(Task objective):
The word "screenshot": say how many lines of the data below contain it, and give the number alone.

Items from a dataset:
--------------------
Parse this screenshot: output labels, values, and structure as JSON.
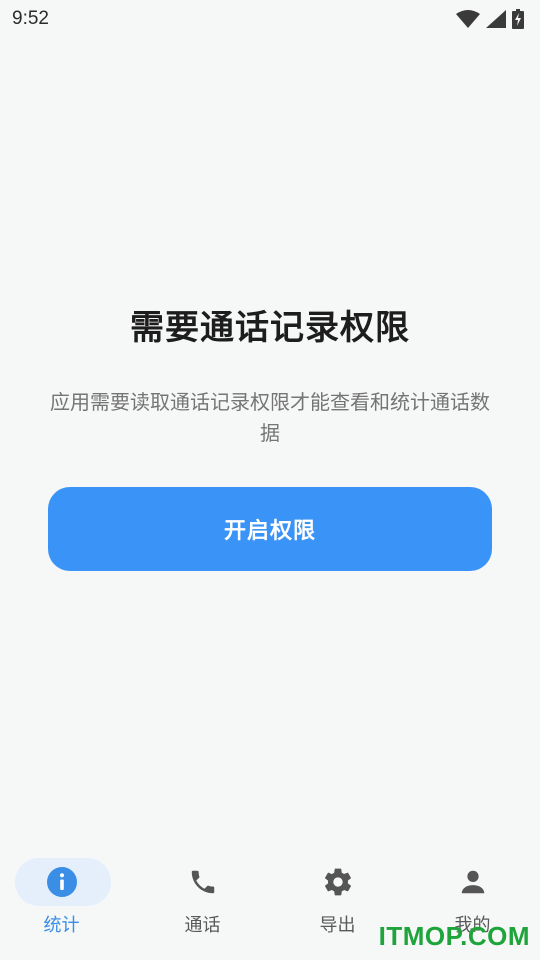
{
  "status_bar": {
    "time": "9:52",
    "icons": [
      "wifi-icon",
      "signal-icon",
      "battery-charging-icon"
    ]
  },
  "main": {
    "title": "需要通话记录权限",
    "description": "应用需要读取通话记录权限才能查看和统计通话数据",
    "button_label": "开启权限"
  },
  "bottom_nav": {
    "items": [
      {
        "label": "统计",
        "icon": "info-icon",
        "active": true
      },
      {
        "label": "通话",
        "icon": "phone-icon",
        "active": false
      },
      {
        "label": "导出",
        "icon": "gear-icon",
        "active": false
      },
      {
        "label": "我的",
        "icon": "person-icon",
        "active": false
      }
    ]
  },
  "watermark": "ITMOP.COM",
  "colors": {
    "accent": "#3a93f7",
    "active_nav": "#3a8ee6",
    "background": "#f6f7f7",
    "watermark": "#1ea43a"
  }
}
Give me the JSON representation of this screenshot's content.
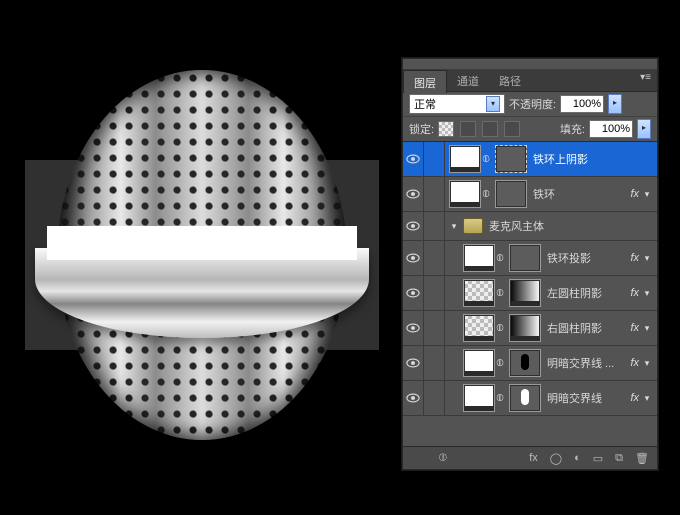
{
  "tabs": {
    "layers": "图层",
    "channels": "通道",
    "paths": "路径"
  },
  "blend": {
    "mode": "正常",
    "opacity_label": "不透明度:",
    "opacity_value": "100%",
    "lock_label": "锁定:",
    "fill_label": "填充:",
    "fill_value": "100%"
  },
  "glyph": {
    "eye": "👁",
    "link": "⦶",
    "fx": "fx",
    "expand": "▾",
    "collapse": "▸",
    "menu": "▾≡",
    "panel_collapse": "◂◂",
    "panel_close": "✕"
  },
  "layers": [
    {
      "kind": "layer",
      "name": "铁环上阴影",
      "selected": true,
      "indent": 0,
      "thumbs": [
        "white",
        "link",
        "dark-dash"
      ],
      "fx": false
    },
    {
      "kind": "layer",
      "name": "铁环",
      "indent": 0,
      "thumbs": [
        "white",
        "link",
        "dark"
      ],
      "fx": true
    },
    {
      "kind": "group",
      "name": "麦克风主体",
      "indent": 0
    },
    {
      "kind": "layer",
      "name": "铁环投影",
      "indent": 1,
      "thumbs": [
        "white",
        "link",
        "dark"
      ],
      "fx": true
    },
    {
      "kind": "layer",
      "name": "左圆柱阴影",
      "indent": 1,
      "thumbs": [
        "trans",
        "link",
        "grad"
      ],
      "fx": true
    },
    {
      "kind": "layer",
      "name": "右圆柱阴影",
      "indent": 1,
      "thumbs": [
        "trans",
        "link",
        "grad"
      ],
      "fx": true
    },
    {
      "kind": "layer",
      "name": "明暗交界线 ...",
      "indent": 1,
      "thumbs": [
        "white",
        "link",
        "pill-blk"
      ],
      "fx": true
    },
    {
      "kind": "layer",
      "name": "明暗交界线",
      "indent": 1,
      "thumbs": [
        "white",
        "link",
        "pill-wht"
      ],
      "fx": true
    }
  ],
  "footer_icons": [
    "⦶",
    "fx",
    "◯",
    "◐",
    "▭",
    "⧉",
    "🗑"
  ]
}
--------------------
(Answer section):
2